> _ACTIVITY_
What is the number of lines in the listing below that contain the string "screenshot"? Give that number only.

> _RECORD EXTRACTS_
· · ·
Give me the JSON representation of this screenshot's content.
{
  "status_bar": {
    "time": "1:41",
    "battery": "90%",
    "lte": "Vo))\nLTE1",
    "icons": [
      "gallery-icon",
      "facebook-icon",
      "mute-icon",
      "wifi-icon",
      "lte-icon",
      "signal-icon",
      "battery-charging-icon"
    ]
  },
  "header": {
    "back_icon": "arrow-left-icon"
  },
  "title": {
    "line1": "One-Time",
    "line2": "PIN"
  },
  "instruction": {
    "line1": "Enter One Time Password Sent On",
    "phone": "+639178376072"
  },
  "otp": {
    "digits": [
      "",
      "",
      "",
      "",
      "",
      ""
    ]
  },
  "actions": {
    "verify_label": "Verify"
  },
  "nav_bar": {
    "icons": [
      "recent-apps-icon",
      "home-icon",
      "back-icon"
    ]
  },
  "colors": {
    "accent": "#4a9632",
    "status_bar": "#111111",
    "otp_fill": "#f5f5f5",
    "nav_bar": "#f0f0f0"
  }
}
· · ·
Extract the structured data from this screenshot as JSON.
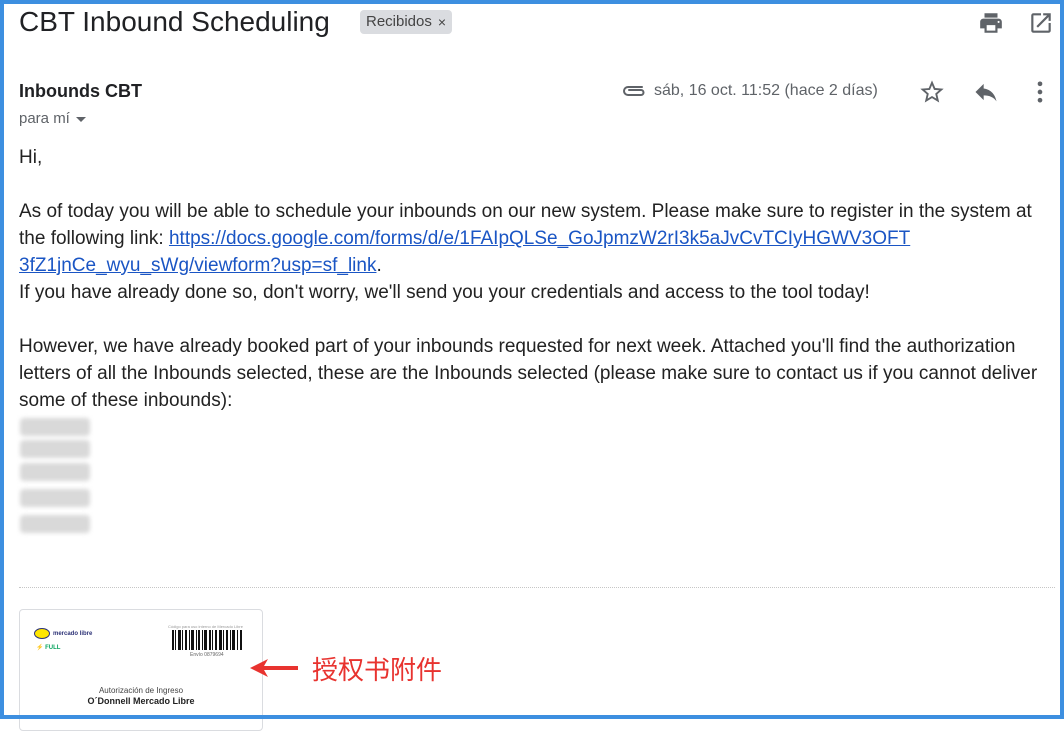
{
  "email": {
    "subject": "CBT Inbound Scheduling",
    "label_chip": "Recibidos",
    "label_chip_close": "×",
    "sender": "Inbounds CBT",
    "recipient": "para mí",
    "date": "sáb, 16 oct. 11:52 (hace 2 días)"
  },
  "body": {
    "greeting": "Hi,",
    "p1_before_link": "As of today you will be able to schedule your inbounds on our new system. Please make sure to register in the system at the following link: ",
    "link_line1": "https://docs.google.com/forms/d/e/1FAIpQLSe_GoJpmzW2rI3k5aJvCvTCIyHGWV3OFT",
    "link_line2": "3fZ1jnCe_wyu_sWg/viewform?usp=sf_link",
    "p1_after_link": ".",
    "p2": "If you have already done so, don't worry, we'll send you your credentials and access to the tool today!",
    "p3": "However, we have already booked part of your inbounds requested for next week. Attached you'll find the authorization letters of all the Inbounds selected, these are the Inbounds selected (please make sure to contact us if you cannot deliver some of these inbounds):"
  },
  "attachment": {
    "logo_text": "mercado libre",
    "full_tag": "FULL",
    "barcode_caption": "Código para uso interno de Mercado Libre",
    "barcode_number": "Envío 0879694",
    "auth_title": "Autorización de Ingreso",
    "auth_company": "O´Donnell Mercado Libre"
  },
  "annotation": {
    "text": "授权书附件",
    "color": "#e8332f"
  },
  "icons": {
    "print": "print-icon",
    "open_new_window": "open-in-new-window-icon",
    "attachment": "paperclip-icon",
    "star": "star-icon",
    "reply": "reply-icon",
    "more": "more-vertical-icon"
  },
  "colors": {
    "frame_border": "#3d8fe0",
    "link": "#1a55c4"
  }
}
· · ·
> _TASK OUTPUT_
2